Began the video and will watch in pieces. I subscribed. The Creators deserve the money they earn from producing such wonderful videos.


I will be very cautious walking on the cobblestones. Afraid of falls. Too old to fall! After a certain age, a fall can be a death sentence.

Thank you both for your inout.

Posted by
464 posts

We just returned from Bruges and found that most places were open on Sunday. I would recommend a canal boat ride in Bruges. It is lovely and gives you a good overview of the town. We also enjoyed seeing the Markt, Burg square, eating Belgian waffles with toppings, and buying Belgian chocolates. There are horse and carriage rides also if you do not wish to walk on the cobble stones.

Posted by
1998 posts

In general shops in Flanders are free about the hours they want to be closed. Most of the time fashion shops and hardware stores are closed on sundays, supermarkets some are open and some closed even from the same chain.

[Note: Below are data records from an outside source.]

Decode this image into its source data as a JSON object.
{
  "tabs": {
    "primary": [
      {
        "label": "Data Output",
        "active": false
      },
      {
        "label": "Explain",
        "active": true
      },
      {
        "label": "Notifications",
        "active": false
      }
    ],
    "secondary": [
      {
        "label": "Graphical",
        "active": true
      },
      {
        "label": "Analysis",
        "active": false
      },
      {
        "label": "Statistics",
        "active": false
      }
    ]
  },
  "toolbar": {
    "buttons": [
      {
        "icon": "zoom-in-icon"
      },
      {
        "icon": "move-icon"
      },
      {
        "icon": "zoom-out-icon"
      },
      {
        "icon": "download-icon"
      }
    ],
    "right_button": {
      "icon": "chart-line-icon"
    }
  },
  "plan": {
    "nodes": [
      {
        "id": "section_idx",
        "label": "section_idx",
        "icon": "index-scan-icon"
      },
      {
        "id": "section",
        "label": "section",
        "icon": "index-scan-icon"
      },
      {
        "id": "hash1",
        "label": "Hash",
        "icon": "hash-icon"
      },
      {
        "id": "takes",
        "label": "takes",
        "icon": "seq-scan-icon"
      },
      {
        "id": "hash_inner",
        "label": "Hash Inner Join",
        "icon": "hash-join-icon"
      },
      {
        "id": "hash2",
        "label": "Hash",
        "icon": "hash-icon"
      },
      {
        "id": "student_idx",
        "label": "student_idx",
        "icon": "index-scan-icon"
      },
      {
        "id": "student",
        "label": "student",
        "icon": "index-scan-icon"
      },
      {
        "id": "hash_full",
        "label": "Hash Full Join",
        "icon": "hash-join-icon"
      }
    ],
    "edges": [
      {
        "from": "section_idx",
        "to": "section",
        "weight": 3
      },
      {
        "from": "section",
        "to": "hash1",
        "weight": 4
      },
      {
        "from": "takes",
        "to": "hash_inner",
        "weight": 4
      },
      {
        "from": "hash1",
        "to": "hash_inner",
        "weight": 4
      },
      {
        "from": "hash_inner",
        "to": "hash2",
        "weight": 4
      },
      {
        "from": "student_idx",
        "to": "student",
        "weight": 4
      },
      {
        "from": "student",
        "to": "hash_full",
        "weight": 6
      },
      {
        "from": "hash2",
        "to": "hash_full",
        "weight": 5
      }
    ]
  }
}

Bakeries many open on sunday morning but the rest of the day closed for instance.

Posted by
1946 posts

Thank you organizer8 and Wil

Whoever wrote the description of the shore excursion that I am taking was sloppy in either the research or what they wrote or both. It is possible that they have never even been to Bruges or maybe they went on a Sunday and that was their perception.

I am glad that I asked the question and got so many helpful responses.

No matter what, I am still not going to be there long enough.

Posted by
3 posts

Hey Phil, you're right, you won't be there long enough, but Bruges is a very walkable city. We first did a free walking tour with Ambassadors Tours and our guide gave us a list of recommendations. We had a great waffle at House of Waffles and saw Michelangelo's madonna in the main church, did a boat tour and went to the beer museum which was interesting and we opted for the 3 beers to taste at the end.